ACTIVITY —
Below are some entries; can you quote all of them exactly?

################

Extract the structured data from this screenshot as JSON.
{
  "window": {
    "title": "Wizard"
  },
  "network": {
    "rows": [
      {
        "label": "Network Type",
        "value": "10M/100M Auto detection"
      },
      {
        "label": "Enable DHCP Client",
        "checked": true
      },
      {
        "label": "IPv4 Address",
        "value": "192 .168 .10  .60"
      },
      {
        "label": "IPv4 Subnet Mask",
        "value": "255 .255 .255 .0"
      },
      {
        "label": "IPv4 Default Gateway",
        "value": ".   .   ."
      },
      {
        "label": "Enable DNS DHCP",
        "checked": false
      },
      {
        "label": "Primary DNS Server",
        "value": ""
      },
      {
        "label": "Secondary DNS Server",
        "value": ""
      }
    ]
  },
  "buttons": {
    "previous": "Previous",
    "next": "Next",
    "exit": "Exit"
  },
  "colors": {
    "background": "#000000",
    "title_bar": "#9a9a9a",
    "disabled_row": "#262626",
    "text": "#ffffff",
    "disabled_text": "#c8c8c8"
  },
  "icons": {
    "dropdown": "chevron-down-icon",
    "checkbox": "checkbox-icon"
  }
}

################

TASK RESPONSE —
Extract the structured data from this screenshot as JSON.
{
  "window": {
    "title": "Wizard"
  },
  "network": {
    "rows": [
      {
        "label": "Network Type",
        "value": "10M/100M Auto detection"
      },
      {
        "label": "Enable DHCP Client",
        "checked": true
      },
      {
        "label": "IPv4 Address",
        "value": "192 .168 .10  .60"
      },
      {
        "label": "IPv4 Subnet Mask",
        "value": "255 .255 .255 .0"
      },
      {
        "label": "IPv4 Default Gateway",
        "value": ".   .   ."
      },
      {
        "label": "Enable DNS DHCP",
        "checked": false
      },
      {
        "label": "Primary DNS Server",
        "value": ""
      },
      {
        "label": "Secondary DNS Server",
        "value": ""
      }
    ]
  },
  "buttons": {
    "previous": "Previous",
    "next": "Next",
    "exit": "Exit"
  },
  "colors": {
    "background": "#000000",
    "title_bar": "#9a9a9a",
    "disabled_row": "#262626",
    "text": "#ffffff",
    "disabled_text": "#c8c8c8"
  },
  "icons": {
    "dropdown": "chevron-down-icon",
    "checkbox": "checkbox-icon"
  }
}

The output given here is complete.